I must be stupid. How do you know what dance to do when you hear a country music song at a country bar? I know enough about music to recognize differences. I can tell the difference between a piano sonata and a symphony. But, I’ve never quite figured out how to listen to a country song and know that it is a line dance instead of a two step.
It’s pretty simple for me. When everyone else gets into line formation, then it’s a line dance. And that’s the cue for me to go sit down and take a break.
ETA: In other words, I have no idea either. But apparently someone does.
I can’t believe I know the answer.
There are some songs that have a line dance made for them, the ones that come to mind are Achy Breaky heart, Centerfold and one about a Cannonball Train? There are others that are sort of generic. You can line dance to anything you can make the steps fit, just as you can two-step to any 4/4 song or waltz to 3/4 song. You just have to persude others to follow your lead. At most dances places it is more tradition that a particular song is a line dance or partner dance. Lastly, there is nothing to say if everyone else is doing a line dance and you want to two-step or country-swing that you have to line dance. Just don’t Cotton-eyed Joe to anything but the Cotton-Eyed Joe song.
As an aside, the first line dance I learned was called “The White Boy”* back in the early 70’s and many I have learned since derived from that. 4 counts to the right, 4 counts to the left, 4 counts back and a 4 count turn. Lather rinse repeat. Country and R&B line dances both are very similar.
- I have no idea why it was called that or if it was a regional Southern thing. I don’t remember any particular song it was done to, I do however remember I was wearing roller-skates at the time I learned.
adhemar is right. It’s just tradition. Those that frequent the club/bar dictate the dance. How do you know what to do in the Macarena? Because someone made the dance and it caught on. As with sex, art, and anything else having to do w/ the human spirit, there are no rules to dancing

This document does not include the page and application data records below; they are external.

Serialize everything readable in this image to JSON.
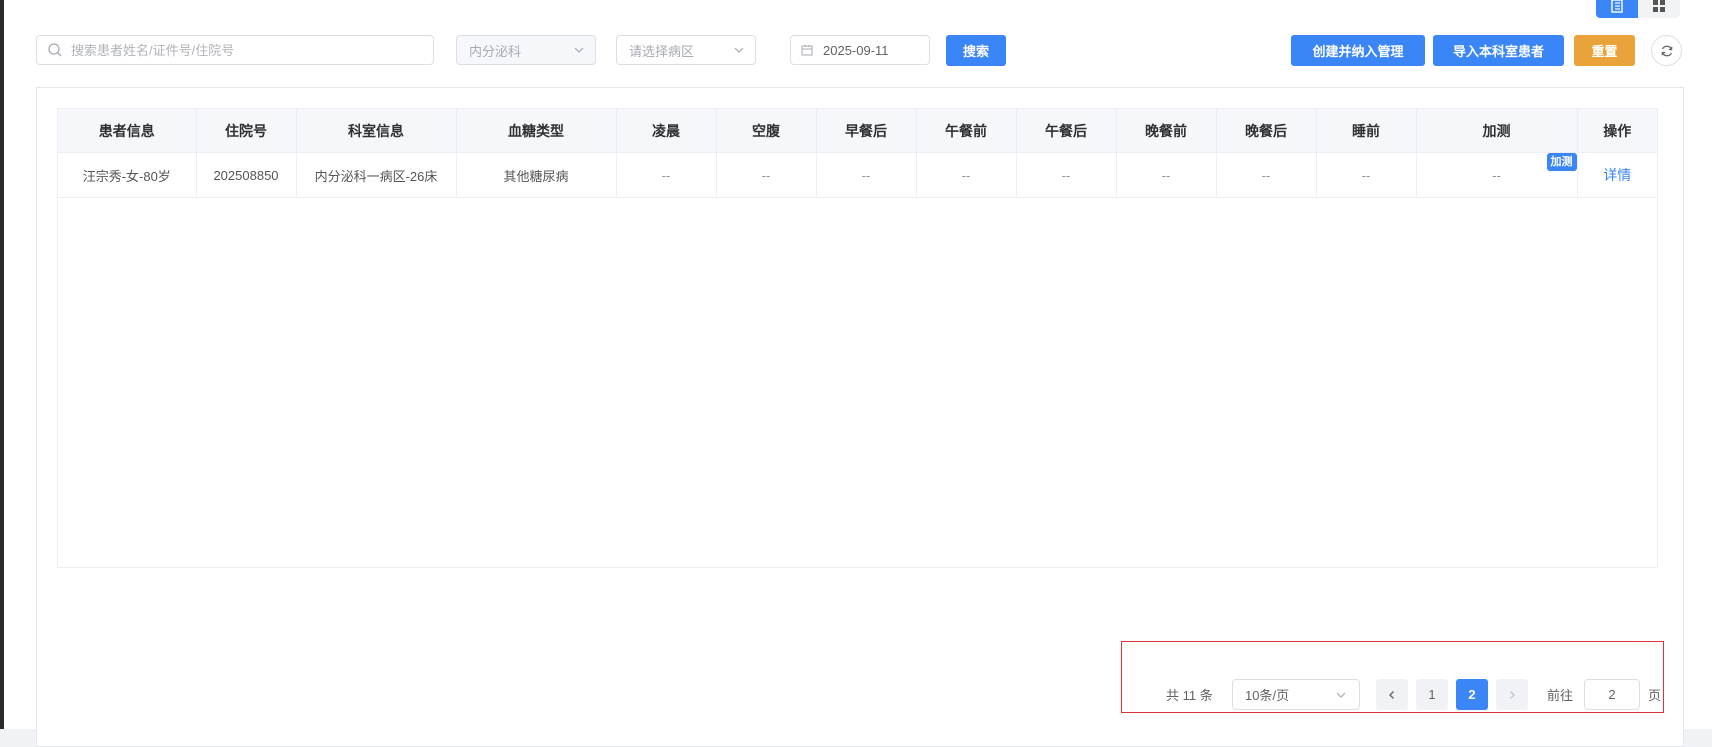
{
  "toolbar": {
    "search_placeholder": "搜索患者姓名/证件号/住院号",
    "department_value": "内分泌科",
    "ward_placeholder": "请选择病区",
    "date_value": "2025-09-11",
    "search_button": "搜索",
    "create_button": "创建并纳入管理",
    "import_button": "导入本科室患者",
    "reset_button": "重置"
  },
  "colors": {
    "primary": "#3b86f7",
    "warning": "#eaa33a",
    "highlight_border": "#e0323a"
  },
  "table": {
    "headers": [
      "患者信息",
      "住院号",
      "科室信息",
      "血糖类型",
      "凌晨",
      "空腹",
      "早餐后",
      "午餐前",
      "午餐后",
      "晚餐前",
      "晚餐后",
      "睡前",
      "加测",
      "操作"
    ],
    "rows": [
      {
        "patient": "汪宗秀-女-80岁",
        "admission_no": "202508850",
        "department": "内分泌科一病区-26床",
        "glucose_type": "其他糖尿病",
        "dawn": "--",
        "fasting": "--",
        "after_breakfast": "--",
        "before_lunch": "--",
        "after_lunch": "--",
        "before_dinner": "--",
        "after_dinner": "--",
        "bedtime": "--",
        "extra": "--",
        "extra_tag": "加测",
        "action": "详情"
      }
    ]
  },
  "pagination": {
    "total": "共 11 条",
    "page_size": "10条/页",
    "pages": [
      "1",
      "2"
    ],
    "current_page": "2",
    "goto_label": "前往",
    "goto_value": "2",
    "page_suffix": "页"
  },
  "icons": {
    "search": "search-icon",
    "chevron": "chevron-down-icon",
    "calendar": "calendar-icon",
    "refresh": "refresh-icon",
    "list_view": "list-view-icon",
    "grid_view": "grid-view-icon",
    "prev": "chevron-left-icon",
    "next": "chevron-right-icon"
  }
}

In my area, there are dancing rules about where to dance which country dance. Line dancers in the center of the floor, 2-steppers and waltzers on the outside, dancing in counter clock-wise motion, cha-chas and swings in between. It’s rare that all that goes on at the same time, but if a song with 2-step written all over it is on and a line dance has been written for it, then the dancers with the most determination win out. Everyone who dances a lot knows the rules—watch where you’re going and dip below eye-level at your own risk.
Cyn, who can 2-step like nobody’s business.
Some places have more structure than others. For instance, the dance hall that I used to frequent would always play a certain song and it was understood that people would form a sort of congo line.
But, generally, peppy, upbeat songs written in 4/4 are two-steppers. I’m not sure if you can get a better two-step song than George Strait’s “Unwound.” But, you can also do other dances, too. My parents would two-step and then break into “pushing” with some assorted spins thrown in, then continue to two-step.
There are also several different ways to waltz. When one comes on (as mentioned, they’re written in 3/4 - you count "one-two-three, one-two-three) I always take one step forward (beat one), then, starting with the opposite foot, walk in place through beats two and three. Other people do it completely differently, I’ve noticed.
I’ve never seen an actual line dance outside of the movies, but I can imagine that a song like “Achy-Breaky Heart” would lend itself to one.
Man, I hate chiming in with an “I agree” post, but it’s pretty much what the other posters have said. A trend that I did start to notice in my area back when I went out dancing was the temptation to have everything be a line dance. It used to drive me nuts. Now I enjoy a good line dance as much as the next guy, they can be a lot of fun to the right song, but a line dance to “Thunder Rolls” or somesuch is just silly. Suck it up and ask someone to dance…one of the best things (in my opinion) about country music and dancing to it is that for the most part people are much more approachable about being asked to dance. I’ve rarely had someone say no if I asked them to two step with me.